===== Data for this task =====
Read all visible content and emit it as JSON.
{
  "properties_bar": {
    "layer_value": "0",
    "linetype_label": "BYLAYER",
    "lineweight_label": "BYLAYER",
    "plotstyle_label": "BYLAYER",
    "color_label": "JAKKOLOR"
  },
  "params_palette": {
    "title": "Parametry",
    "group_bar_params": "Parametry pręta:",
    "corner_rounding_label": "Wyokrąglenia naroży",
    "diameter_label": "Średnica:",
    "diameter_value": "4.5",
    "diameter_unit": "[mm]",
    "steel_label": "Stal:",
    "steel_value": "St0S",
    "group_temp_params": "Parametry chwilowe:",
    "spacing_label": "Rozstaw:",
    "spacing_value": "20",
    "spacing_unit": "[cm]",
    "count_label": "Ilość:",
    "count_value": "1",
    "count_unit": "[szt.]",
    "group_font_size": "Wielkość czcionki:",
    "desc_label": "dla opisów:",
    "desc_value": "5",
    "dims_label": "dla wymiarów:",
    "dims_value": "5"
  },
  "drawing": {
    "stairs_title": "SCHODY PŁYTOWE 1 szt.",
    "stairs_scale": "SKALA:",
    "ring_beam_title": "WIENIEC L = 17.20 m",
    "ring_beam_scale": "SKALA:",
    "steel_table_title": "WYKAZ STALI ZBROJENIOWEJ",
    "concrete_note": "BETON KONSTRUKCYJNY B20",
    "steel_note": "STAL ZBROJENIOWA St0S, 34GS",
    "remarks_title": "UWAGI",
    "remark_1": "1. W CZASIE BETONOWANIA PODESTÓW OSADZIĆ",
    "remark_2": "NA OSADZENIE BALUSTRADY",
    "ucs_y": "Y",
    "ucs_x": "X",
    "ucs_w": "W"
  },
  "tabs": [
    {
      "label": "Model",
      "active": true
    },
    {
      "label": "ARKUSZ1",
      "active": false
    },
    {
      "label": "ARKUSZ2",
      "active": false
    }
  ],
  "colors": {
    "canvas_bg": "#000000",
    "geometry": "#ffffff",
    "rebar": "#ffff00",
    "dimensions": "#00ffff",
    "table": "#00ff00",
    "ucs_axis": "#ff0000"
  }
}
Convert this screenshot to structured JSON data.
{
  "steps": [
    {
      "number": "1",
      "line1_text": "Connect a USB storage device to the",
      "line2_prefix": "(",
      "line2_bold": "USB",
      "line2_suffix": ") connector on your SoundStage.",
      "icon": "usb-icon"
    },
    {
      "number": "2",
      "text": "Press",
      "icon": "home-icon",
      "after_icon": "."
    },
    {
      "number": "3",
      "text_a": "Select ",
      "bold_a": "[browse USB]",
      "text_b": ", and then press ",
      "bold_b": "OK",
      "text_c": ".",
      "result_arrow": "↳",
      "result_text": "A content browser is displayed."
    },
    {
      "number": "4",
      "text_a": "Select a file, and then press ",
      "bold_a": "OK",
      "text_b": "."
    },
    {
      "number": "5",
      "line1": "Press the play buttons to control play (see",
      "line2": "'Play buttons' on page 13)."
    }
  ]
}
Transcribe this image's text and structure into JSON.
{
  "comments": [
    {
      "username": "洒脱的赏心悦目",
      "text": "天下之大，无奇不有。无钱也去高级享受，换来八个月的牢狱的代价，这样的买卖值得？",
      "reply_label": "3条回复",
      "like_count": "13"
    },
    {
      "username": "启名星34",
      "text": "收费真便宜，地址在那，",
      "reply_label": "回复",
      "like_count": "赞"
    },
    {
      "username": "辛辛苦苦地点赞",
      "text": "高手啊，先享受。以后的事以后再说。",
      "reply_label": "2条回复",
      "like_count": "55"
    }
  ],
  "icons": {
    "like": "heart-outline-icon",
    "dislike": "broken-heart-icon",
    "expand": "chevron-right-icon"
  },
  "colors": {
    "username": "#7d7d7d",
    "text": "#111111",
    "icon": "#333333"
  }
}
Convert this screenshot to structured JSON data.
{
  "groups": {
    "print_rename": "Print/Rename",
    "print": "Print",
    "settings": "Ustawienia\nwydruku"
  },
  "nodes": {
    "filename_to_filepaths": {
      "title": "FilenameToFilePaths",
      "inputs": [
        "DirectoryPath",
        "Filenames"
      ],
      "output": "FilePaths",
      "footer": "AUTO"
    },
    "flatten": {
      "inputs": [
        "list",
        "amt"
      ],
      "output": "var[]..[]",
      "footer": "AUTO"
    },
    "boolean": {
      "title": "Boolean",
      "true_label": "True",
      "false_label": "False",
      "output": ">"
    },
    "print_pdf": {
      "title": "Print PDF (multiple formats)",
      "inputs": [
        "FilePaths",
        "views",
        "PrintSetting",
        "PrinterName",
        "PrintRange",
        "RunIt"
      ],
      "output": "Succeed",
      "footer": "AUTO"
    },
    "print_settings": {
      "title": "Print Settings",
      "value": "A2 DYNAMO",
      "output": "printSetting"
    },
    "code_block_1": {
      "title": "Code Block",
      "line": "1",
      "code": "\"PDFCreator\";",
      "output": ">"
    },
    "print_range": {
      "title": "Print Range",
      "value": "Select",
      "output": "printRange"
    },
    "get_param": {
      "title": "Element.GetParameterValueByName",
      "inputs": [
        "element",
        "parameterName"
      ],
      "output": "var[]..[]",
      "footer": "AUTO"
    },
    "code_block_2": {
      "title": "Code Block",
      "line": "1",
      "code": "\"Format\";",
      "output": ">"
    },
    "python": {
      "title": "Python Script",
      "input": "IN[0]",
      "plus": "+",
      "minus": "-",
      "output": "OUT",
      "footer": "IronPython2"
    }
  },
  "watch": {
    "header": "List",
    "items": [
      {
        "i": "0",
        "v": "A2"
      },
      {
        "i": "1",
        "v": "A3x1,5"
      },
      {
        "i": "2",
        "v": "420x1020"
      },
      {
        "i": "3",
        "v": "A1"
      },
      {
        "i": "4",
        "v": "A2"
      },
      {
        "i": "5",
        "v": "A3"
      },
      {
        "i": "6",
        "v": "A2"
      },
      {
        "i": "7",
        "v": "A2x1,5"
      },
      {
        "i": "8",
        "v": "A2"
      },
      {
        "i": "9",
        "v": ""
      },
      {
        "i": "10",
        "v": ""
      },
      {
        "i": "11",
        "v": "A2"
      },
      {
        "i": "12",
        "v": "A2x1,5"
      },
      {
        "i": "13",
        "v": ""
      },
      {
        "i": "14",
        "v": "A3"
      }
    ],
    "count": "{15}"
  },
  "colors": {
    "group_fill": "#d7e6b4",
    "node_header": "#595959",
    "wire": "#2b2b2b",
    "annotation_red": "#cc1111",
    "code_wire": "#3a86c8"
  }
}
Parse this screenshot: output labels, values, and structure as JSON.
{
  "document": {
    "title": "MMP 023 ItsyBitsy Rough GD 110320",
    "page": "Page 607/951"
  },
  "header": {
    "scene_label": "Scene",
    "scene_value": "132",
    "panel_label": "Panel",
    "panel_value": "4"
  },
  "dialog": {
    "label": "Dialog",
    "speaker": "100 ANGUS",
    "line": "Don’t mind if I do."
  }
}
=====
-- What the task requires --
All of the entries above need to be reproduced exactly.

-- Task response --
Read all visible content and emit it as JSON.
{
  "properties_bar": {
    "layer_value": "0",
    "linetype_label": "BYLAYER",
    "lineweight_label": "BYLAYER",
    "plotstyle_label": "BYLAYER",
    "color_label": "JAKKOLOR"
  },
  "params_palette": {
    "title": "Parametry",
    "group_bar_params": "Parametry pręta:",
    "corner_rounding_label": "Wyokrąglenia naroży",
    "diameter_label": "Średnica:",
    "diameter_value": "4.5",
    "diameter_unit": "[mm]",
    "steel_label": "Stal:",
    "steel_value": "St0S",
    "group_temp_params": "Parametry chwilowe:",
    "spacing_label": "Rozstaw:",
    "spacing_value": "20",
    "spacing_unit": "[cm]",
    "count_label": "Ilość:",
    "count_value": "1",
    "count_unit": "[szt.]",
    "group_font_size": "Wielkość czcionki:",
    "desc_label": "dla opisów:",
    "desc_value": "5",
    "dims_label": "dla wymiarów:",
    "dims_value": "5"
  },
  "drawing": {
    "stairs_title": "SCHODY PŁYTOWE 1 szt.",
    "stairs_scale": "SKALA:",
    "ring_beam_title": "WIENIEC L = 17.20 m",
    "ring_beam_scale": "SKALA:",
    "steel_table_title": "WYKAZ STALI ZBROJENIOWEJ",
    "concrete_note": "BETON KONSTRUKCYJNY B20",
    "steel_note": "STAL ZBROJENIOWA St0S, 34GS",
    "remarks_title": "UWAGI",
    "remark_1": "1. W CZASIE BETONOWANIA PODESTÓW OSADZIĆ",
    "remark_2": "NA OSADZENIE BALUSTRADY",
    "ucs_y": "Y",
    "ucs_x": "X",
    "ucs_w": "W"
  },
  "tabs": [
    {
      "label": "Model",
      "active": true
    },
    {
      "label": "ARKUSZ1",
      "active": false
    },
    {
      "label": "ARKUSZ2",
      "active": false
    }
  ],
  "colors": {
    "canvas_bg": "#000000",
    "geometry": "#ffffff",
    "rebar": "#ffff00",
    "dimensions": "#00ffff",
    "table": "#00ff00",
    "ucs_axis": "#ff0000"
  }
}
Convert this screenshot to structured JSON data.
{
  "steps": [
    {
      "number": "1",
      "line1_text": "Connect a USB storage device to the",
      "line2_prefix": "(",
      "line2_bold": "USB",
      "line2_suffix": ") connector on your SoundStage.",
      "icon": "usb-icon"
    },
    {
      "number": "2",
      "text": "Press",
      "icon": "home-icon",
      "after_icon": "."
    },
    {
      "number": "3",
      "text_a": "Select ",
      "bold_a": "[browse USB]",
      "text_b": ", and then press ",
      "bold_b": "OK",
      "text_c": ".",
      "result_arrow": "↳",
      "result_text": "A content browser is displayed."
    },
    {
      "number": "4",
      "text_a": "Select a file, and then press ",
      "bold_a": "OK",
      "text_b": "."
    },
    {
      "number": "5",
      "line1": "Press the play buttons to control play (see",
      "line2": "'Play buttons' on page 13)."
    }
  ]
}
Transcribe this image's text and structure into JSON.
{
  "comments": [
    {
      "username": "洒脱的赏心悦目",
      "text": "天下之大，无奇不有。无钱也去高级享受，换来八个月的牢狱的代价，这样的买卖值得？",
      "reply_label": "3条回复",
      "like_count": "13"
    },
    {
      "username": "启名星34",
      "text": "收费真便宜，地址在那，",
      "reply_label": "回复",
      "like_count": "赞"
    },
    {
      "username": "辛辛苦苦地点赞",
      "text": "高手啊，先享受。以后的事以后再说。",
      "reply_label": "2条回复",
      "like_count": "55"
    }
  ],
  "icons": {
    "like": "heart-outline-icon",
    "dislike": "broken-heart-icon",
    "expand": "chevron-right-icon"
  },
  "colors": {
    "username": "#7d7d7d",
    "text": "#111111",
    "icon": "#333333"
  }
}
Convert this screenshot to structured JSON data.
{
  "groups": {
    "print_rename": "Print/Rename",
    "print": "Print",
    "settings": "Ustawienia\nwydruku"
  },
  "nodes": {
    "filename_to_filepaths": {
      "title": "FilenameToFilePaths",
      "inputs": [
        "DirectoryPath",
        "Filenames"
      ],
      "output": "FilePaths",
      "footer": "AUTO"
    },
    "flatten": {
      "inputs": [
        "list",
        "amt"
      ],
      "output": "var[]..[]",
      "footer": "AUTO"
    },
    "boolean": {
      "title": "Boolean",
      "true_label": "True",
      "false_label": "False",
      "output": ">"
    },
    "print_pdf": {
      "title": "Print PDF (multiple formats)",
      "inputs": [
        "FilePaths",
        "views",
        "PrintSetting",
        "PrinterName",
        "PrintRange",
        "RunIt"
      ],
      "output": "Succeed",
      "footer": "AUTO"
    },
    "print_settings": {
      "title": "Print Settings",
      "value": "A2 DYNAMO",
      "output": "printSetting"
    },
    "code_block_1": {
      "title": "Code Block",
      "line": "1",
      "code": "\"PDFCreator\";",
      "output": ">"
    },
    "print_range": {
      "title": "Print Range",
      "value": "Select",
      "output": "printRange"
    },
    "get_param": {
      "title": "Element.GetParameterValueByName",
      "inputs": [
        "element",
        "parameterName"
      ],
      "output": "var[]..[]",
      "footer": "AUTO"
    },
    "code_block_2": {
      "title": "Code Block",
      "line": "1",
      "code": "\"Format\";",
      "output": ">"
    },
    "python": {
      "title": "Python Script",
      "input": "IN[0]",
      "plus": "+",
      "minus": "-",
      "output": "OUT",
      "footer": "IronPython2"
    }
  },
  "watch": {
    "header": "List",
    "items": [
      {
        "i": "0",
        "v": "A2"
      },
      {
        "i": "1",
        "v": "A3x1,5"
      },
      {
        "i": "2",
        "v": "420x1020"
      },
      {
        "i": "3",
        "v": "A1"
      },
      {
        "i": "4",
        "v": "A2"
      },
      {
        "i": "5",
        "v": "A3"
      },
      {
        "i": "6",
        "v": "A2"
      },
      {
        "i": "7",
        "v": "A2x1,5"
      },
      {
        "i": "8",
        "v": "A2"
      },
      {
        "i": "9",
        "v": ""
      },
      {
        "i": "10",
        "v": ""
      },
      {
        "i": "11",
        "v": "A2"
      },
      {
        "i": "12",
        "v": "A2x1,5"
      },
      {
        "i": "13",
        "v": ""
      },
      {
        "i": "14",
        "v": "A3"
      }
    ],
    "count": "{15}"
  },
  "colors": {
    "group_fill": "#d7e6b4",
    "node_header": "#595959",
    "wire": "#2b2b2b",
    "annotation_red": "#cc1111",
    "code_wire": "#3a86c8"
  }
}
Parse this screenshot: output labels, values, and structure as JSON.
{
  "document": {
    "title": "MMP 023 ItsyBitsy Rough GD 110320",
    "page": "Page 607/951"
  },
  "header": {
    "scene_label": "Scene",
    "scene_value": "132",
    "panel_label": "Panel",
    "panel_value": "4"
  },
  "dialog": {
    "label": "Dialog",
    "speaker": "100 ANGUS",
    "line": "Don’t mind if I do."
  }
}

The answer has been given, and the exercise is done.